[[ The input, beginning ]]

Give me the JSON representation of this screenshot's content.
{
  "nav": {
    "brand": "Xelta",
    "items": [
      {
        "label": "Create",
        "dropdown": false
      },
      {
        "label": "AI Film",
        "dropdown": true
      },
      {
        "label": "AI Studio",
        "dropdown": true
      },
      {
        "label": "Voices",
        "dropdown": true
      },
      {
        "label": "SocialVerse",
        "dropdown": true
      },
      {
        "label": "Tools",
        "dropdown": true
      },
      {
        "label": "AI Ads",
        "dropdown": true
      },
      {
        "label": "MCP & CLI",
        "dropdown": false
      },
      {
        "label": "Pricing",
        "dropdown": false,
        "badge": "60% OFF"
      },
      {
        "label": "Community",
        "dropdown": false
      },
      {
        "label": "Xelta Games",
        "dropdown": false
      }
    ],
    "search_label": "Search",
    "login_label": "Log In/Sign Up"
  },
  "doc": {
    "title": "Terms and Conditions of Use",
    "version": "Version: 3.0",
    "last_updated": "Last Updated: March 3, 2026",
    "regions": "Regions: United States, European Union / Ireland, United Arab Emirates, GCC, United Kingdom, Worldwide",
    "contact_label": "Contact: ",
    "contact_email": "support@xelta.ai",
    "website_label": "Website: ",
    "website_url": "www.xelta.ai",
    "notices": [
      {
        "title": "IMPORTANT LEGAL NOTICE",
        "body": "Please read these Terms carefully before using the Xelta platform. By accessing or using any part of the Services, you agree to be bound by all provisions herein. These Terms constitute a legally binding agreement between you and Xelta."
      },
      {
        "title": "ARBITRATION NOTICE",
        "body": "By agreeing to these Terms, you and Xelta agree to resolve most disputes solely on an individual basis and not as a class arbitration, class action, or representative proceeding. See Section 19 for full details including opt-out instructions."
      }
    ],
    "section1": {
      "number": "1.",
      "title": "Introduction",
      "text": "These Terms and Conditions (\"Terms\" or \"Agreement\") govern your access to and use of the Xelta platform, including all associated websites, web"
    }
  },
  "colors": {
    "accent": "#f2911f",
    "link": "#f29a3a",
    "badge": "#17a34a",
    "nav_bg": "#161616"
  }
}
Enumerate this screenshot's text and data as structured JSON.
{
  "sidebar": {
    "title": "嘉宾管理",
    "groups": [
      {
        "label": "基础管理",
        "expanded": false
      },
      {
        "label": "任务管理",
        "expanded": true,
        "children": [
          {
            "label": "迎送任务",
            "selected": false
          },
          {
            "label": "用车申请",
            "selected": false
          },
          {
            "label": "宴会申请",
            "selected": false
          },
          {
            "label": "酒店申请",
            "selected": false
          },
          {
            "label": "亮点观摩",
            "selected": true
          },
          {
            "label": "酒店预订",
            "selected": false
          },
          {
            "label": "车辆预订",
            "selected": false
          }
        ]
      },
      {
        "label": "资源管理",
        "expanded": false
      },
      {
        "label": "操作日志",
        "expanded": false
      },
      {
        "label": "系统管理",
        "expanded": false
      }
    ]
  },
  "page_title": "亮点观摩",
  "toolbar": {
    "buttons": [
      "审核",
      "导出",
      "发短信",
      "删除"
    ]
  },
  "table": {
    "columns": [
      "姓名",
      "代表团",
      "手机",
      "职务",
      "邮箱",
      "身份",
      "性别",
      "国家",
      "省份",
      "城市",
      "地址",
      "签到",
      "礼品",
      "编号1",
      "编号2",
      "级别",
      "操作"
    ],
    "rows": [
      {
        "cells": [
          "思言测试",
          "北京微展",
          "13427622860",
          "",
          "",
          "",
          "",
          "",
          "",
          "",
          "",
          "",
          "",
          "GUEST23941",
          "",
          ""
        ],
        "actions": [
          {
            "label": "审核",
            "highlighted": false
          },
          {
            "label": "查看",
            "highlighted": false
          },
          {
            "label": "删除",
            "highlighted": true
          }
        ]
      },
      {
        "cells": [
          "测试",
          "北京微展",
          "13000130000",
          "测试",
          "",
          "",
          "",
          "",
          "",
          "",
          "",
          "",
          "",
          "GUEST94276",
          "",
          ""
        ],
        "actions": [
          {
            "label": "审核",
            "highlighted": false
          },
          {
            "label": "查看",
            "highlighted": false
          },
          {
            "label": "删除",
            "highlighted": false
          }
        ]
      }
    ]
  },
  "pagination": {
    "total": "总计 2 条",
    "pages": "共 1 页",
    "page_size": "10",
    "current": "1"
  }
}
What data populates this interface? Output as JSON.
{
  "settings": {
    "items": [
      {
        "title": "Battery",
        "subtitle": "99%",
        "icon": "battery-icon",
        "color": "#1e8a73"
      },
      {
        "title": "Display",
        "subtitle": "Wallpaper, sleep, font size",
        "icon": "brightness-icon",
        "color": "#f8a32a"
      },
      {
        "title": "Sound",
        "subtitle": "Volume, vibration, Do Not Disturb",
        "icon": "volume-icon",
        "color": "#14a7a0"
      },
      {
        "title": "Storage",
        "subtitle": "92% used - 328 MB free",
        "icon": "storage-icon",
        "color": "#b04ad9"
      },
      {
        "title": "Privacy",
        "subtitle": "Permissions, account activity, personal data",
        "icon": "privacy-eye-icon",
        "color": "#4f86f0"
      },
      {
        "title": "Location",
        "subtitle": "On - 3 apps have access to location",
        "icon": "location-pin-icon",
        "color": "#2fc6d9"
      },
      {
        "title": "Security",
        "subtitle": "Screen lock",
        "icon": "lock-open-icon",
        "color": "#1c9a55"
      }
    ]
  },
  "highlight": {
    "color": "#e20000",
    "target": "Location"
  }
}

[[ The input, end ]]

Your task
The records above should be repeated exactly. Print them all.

Task output
Give me the JSON representation of this screenshot's content.
{
  "nav": {
    "brand": "Xelta",
    "items": [
      {
        "label": "Create",
        "dropdown": false
      },
      {
        "label": "AI Film",
        "dropdown": true
      },
      {
        "label": "AI Studio",
        "dropdown": true
      },
      {
        "label": "Voices",
        "dropdown": true
      },
      {
        "label": "SocialVerse",
        "dropdown": true
      },
      {
        "label": "Tools",
        "dropdown": true
      },
      {
        "label": "AI Ads",
        "dropdown": true
      },
      {
        "label": "MCP & CLI",
        "dropdown": false
      },
      {
        "label": "Pricing",
        "dropdown": false,
        "badge": "60% OFF"
      },
      {
        "label": "Community",
        "dropdown": false
      },
      {
        "label": "Xelta Games",
        "dropdown": false
      }
    ],
    "search_label": "Search",
    "login_label": "Log In/Sign Up"
  },
  "doc": {
    "title": "Terms and Conditions of Use",
    "version": "Version: 3.0",
    "last_updated": "Last Updated: March 3, 2026",
    "regions": "Regions: United States, European Union / Ireland, United Arab Emirates, GCC, United Kingdom, Worldwide",
    "contact_label": "Contact: ",
    "contact_email": "support@xelta.ai",
    "website_label": "Website: ",
    "website_url": "www.xelta.ai",
    "notices": [
      {
        "title": "IMPORTANT LEGAL NOTICE",
        "body": "Please read these Terms carefully before using the Xelta platform. By accessing or using any part of the Services, you agree to be bound by all provisions herein. These Terms constitute a legally binding agreement between you and Xelta."
      },
      {
        "title": "ARBITRATION NOTICE",
        "body": "By agreeing to these Terms, you and Xelta agree to resolve most disputes solely on an individual basis and not as a class arbitration, class action, or representative proceeding. See Section 19 for full details including opt-out instructions."
      }
    ],
    "section1": {
      "number": "1.",
      "title": "Introduction",
      "text": "These Terms and Conditions (\"Terms\" or \"Agreement\") govern your access to and use of the Xelta platform, including all associated websites, web"
    }
  },
  "colors": {
    "accent": "#f2911f",
    "link": "#f29a3a",
    "badge": "#17a34a",
    "nav_bg": "#161616"
  }
}
Enumerate this screenshot's text and data as structured JSON.
{
  "sidebar": {
    "title": "嘉宾管理",
    "groups": [
      {
        "label": "基础管理",
        "expanded": false
      },
      {
        "label": "任务管理",
        "expanded": true,
        "children": [
          {
            "label": "迎送任务",
            "selected": false
          },
          {
            "label": "用车申请",
            "selected": false
          },
          {
            "label": "宴会申请",
            "selected": false
          },
          {
            "label": "酒店申请",
            "selected": false
          },
          {
            "label": "亮点观摩",
            "selected": true
          },
          {
            "label": "酒店预订",
            "selected": false
          },
          {
            "label": "车辆预订",
            "selected": false
          }
        ]
      },
      {
        "label": "资源管理",
        "expanded": false
      },
      {
        "label": "操作日志",
        "expanded": false
      },
      {
        "label": "系统管理",
        "expanded": false
      }
    ]
  },
  "page_title": "亮点观摩",
  "toolbar": {
    "buttons": [
      "审核",
      "导出",
      "发短信",
      "删除"
    ]
  },
  "table": {
    "columns": [
      "姓名",
      "代表团",
      "手机",
      "职务",
      "邮箱",
      "身份",
      "性别",
      "国家",
      "省份",
      "城市",
      "地址",
      "签到",
      "礼品",
      "编号1",
      "编号2",
      "级别",
      "操作"
    ],
    "rows": [
      {
        "cells": [
          "思言测试",
          "北京微展",
          "13427622860",
          "",
          "",
          "",
          "",
          "",
          "",
          "",
          "",
          "",
          "",
          "GUEST23941",
          "",
          ""
        ],
        "actions": [
          {
            "label": "审核",
            "highlighted": false
          },
          {
            "label": "查看",
            "highlighted": false
          },
          {
            "label": "删除",
            "highlighted": true
          }
        ]
      },
      {
        "cells": [
          "测试",
          "北京微展",
          "13000130000",
          "测试",
          "",
          "",
          "",
          "",
          "",
          "",
          "",
          "",
          "",
          "GUEST94276",
          "",
          ""
        ],
        "actions": [
          {
            "label": "审核",
            "highlighted": false
          },
          {
            "label": "查看",
            "highlighted": false
          },
          {
            "label": "删除",
            "highlighted": false
          }
        ]
      }
    ]
  },
  "pagination": {
    "total": "总计 2 条",
    "pages": "共 1 页",
    "page_size": "10",
    "current": "1"
  }
}
What data populates this interface? Output as JSON.
{
  "settings": {
    "items": [
      {
        "title": "Battery",
        "subtitle": "99%",
        "icon": "battery-icon",
        "color": "#1e8a73"
      },
      {
        "title": "Display",
        "subtitle": "Wallpaper, sleep, font size",
        "icon": "brightness-icon",
        "color": "#f8a32a"
      },
      {
        "title": "Sound",
        "subtitle": "Volume, vibration, Do Not Disturb",
        "icon": "volume-icon",
        "color": "#14a7a0"
      },
      {
        "title": "Storage",
        "subtitle": "92% used - 328 MB free",
        "icon": "storage-icon",
        "color": "#b04ad9"
      },
      {
        "title": "Privacy",
        "subtitle": "Permissions, account activity, personal data",
        "icon": "privacy-eye-icon",
        "color": "#4f86f0"
      },
      {
        "title": "Location",
        "subtitle": "On - 3 apps have access to location",
        "icon": "location-pin-icon",
        "color": "#2fc6d9"
      },
      {
        "title": "Security",
        "subtitle": "Screen lock",
        "icon": "lock-open-icon",
        "color": "#1c9a55"
      }
    ]
  },
  "highlight": {
    "color": "#e20000",
    "target": "Location"
  }
}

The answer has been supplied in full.